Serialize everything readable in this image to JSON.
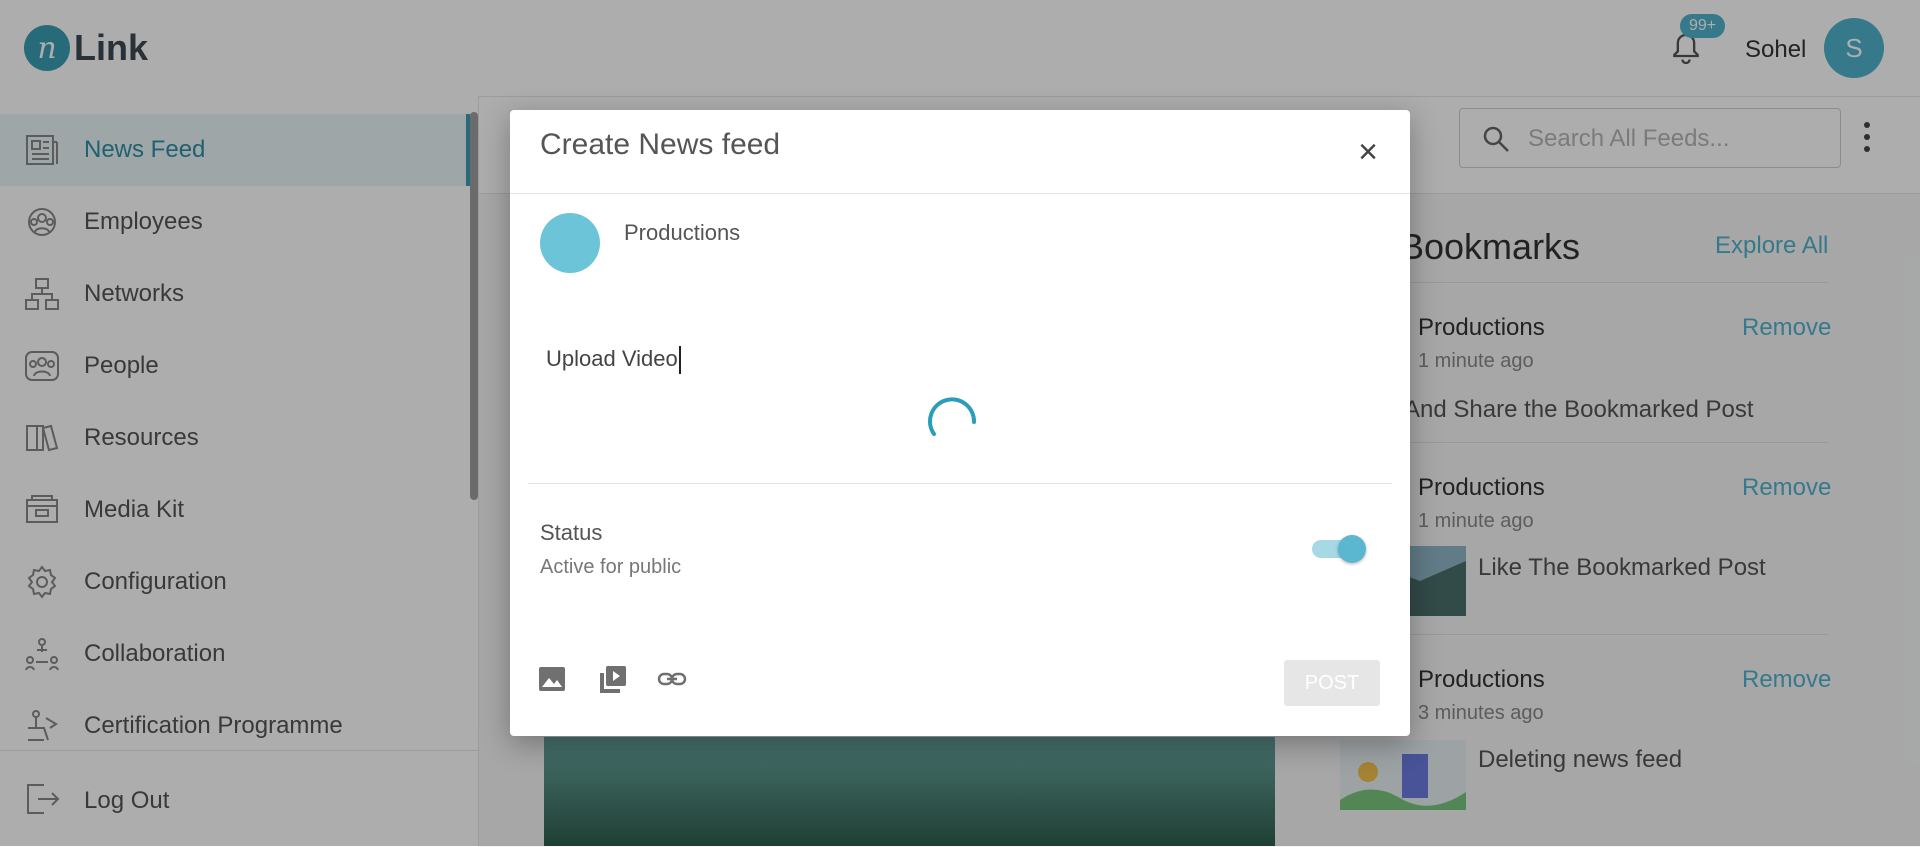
{
  "app": {
    "brand_mark": "n",
    "brand_word": "Link"
  },
  "header": {
    "notification_badge": "99+",
    "username": "Sohel",
    "avatar_initial": "S"
  },
  "sidebar": {
    "items": [
      {
        "label": "News Feed",
        "icon": "newspaper-icon",
        "active": true
      },
      {
        "label": "Employees",
        "icon": "employees-icon"
      },
      {
        "label": "Networks",
        "icon": "network-icon"
      },
      {
        "label": "People",
        "icon": "people-icon"
      },
      {
        "label": "Resources",
        "icon": "book-icon"
      },
      {
        "label": "Media Kit",
        "icon": "media-kit-icon"
      },
      {
        "label": "Configuration",
        "icon": "gear-icon"
      },
      {
        "label": "Collaboration",
        "icon": "collaboration-icon"
      },
      {
        "label": "Certification Programme",
        "icon": "certification-icon"
      }
    ],
    "logout_label": "Log Out"
  },
  "search": {
    "placeholder": "Search All Feeds..."
  },
  "bookmarks": {
    "title": "Bookmarks",
    "explore_label": "Explore All",
    "remove_label": "Remove",
    "items": [
      {
        "name": "Productions",
        "time": "1 minute ago",
        "text": "And Share the Bookmarked Post"
      },
      {
        "name": "Productions",
        "time": "1 minute ago",
        "text": "Like The Bookmarked Post"
      },
      {
        "name": "Productions",
        "time": "3 minutes ago",
        "text": "Deleting news feed"
      }
    ]
  },
  "modal": {
    "title": "Create News feed",
    "close_label": "×",
    "author_name": "Productions",
    "post_text": "Upload Video",
    "status_label": "Status",
    "status_sub": "Active for public",
    "status_on": true,
    "post_button": "POST",
    "tools": [
      "image-icon",
      "video-icon",
      "link-icon"
    ]
  },
  "colors": {
    "accent": "#4fb3cc",
    "overlay": "rgba(0,0,0,0.32)"
  }
}
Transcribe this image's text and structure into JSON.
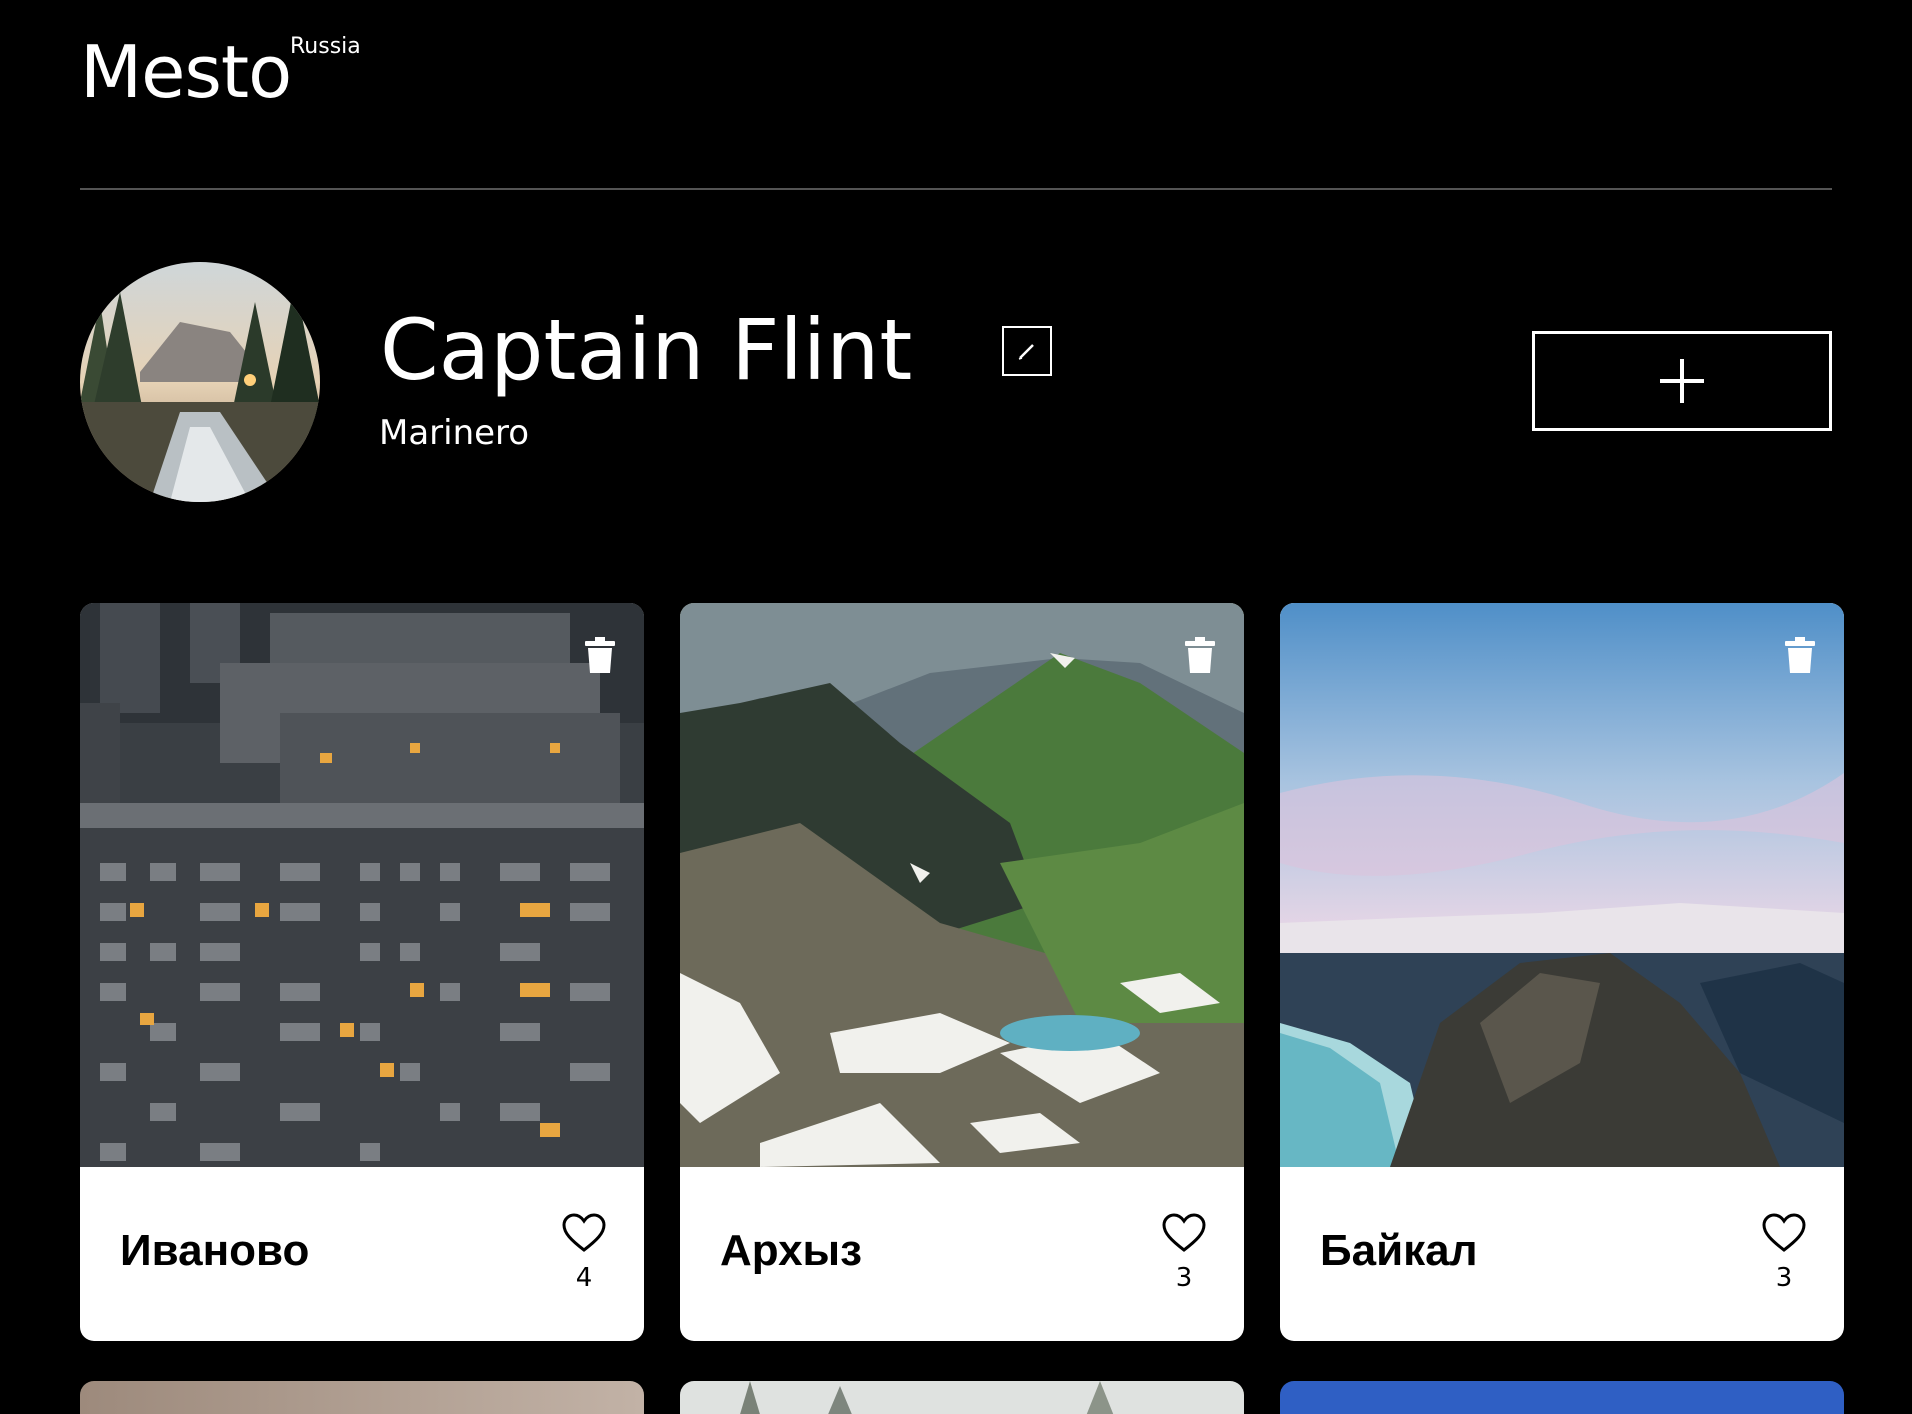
{
  "header": {
    "logo": "Mesto",
    "logo_sup": "Russia"
  },
  "profile": {
    "name": "Captain Flint",
    "about": "Marinero",
    "avatar_icon": "avatar-forest-river"
  },
  "cards": [
    {
      "title": "Иваново",
      "likes": "4",
      "image": "city-apartments"
    },
    {
      "title": "Архыз",
      "likes": "3",
      "image": "green-mountains"
    },
    {
      "title": "Байкал",
      "likes": "3",
      "image": "lake-baikal-cliff"
    }
  ],
  "partial_cards": [
    {
      "image": "warm-haze"
    },
    {
      "image": "foggy-trees"
    },
    {
      "image": "blue-sky"
    }
  ],
  "colors": {
    "background": "#000000",
    "card_bg": "#ffffff",
    "divider": "#545454"
  }
}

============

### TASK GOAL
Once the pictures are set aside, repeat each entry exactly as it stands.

### ANSWER TO THE EXERCISE
Serialize everything readable in this image to JSON.
{
  "app": {
    "brand_mark": "n",
    "brand_word": "Link"
  },
  "header": {
    "notification_badge": "99+",
    "username": "Sohel",
    "avatar_initial": "S"
  },
  "sidebar": {
    "items": [
      {
        "label": "News Feed",
        "icon": "newspaper-icon",
        "active": true
      },
      {
        "label": "Employees",
        "icon": "employees-icon"
      },
      {
        "label": "Networks",
        "icon": "network-icon"
      },
      {
        "label": "People",
        "icon": "people-icon"
      },
      {
        "label": "Resources",
        "icon": "book-icon"
      },
      {
        "label": "Media Kit",
        "icon": "media-kit-icon"
      },
      {
        "label": "Configuration",
        "icon": "gear-icon"
      },
      {
        "label": "Collaboration",
        "icon": "collaboration-icon"
      },
      {
        "label": "Certification Programme",
        "icon": "certification-icon"
      }
    ],
    "logout_label": "Log Out"
  },
  "search": {
    "placeholder": "Search All Feeds..."
  },
  "bookmarks": {
    "title": "Bookmarks",
    "explore_label": "Explore All",
    "remove_label": "Remove",
    "items": [
      {
        "name": "Productions",
        "time": "1 minute ago",
        "text": "And Share the Bookmarked Post"
      },
      {
        "name": "Productions",
        "time": "1 minute ago",
        "text": "Like The Bookmarked Post"
      },
      {
        "name": "Productions",
        "time": "3 minutes ago",
        "text": "Deleting news feed"
      }
    ]
  },
  "modal": {
    "title": "Create News feed",
    "close_label": "×",
    "author_name": "Productions",
    "post_text": "Upload Video",
    "status_label": "Status",
    "status_sub": "Active for public",
    "status_on": true,
    "post_button": "POST",
    "tools": [
      "image-icon",
      "video-icon",
      "link-icon"
    ]
  },
  "colors": {
    "accent": "#4fb3cc",
    "overlay": "rgba(0,0,0,0.32)"
  }
}
Transcribe this image's text and structure into JSON.
{
  "header": {
    "logo": "Mesto",
    "logo_sup": "Russia"
  },
  "profile": {
    "name": "Captain Flint",
    "about": "Marinero",
    "avatar_icon": "avatar-forest-river"
  },
  "cards": [
    {
      "title": "Иваново",
      "likes": "4",
      "image": "city-apartments"
    },
    {
      "title": "Архыз",
      "likes": "3",
      "image": "green-mountains"
    },
    {
      "title": "Байкал",
      "likes": "3",
      "image": "lake-baikal-cliff"
    }
  ],
  "partial_cards": [
    {
      "image": "warm-haze"
    },
    {
      "image": "foggy-trees"
    },
    {
      "image": "blue-sky"
    }
  ],
  "colors": {
    "background": "#000000",
    "card_bg": "#ffffff",
    "divider": "#545454"
  }
}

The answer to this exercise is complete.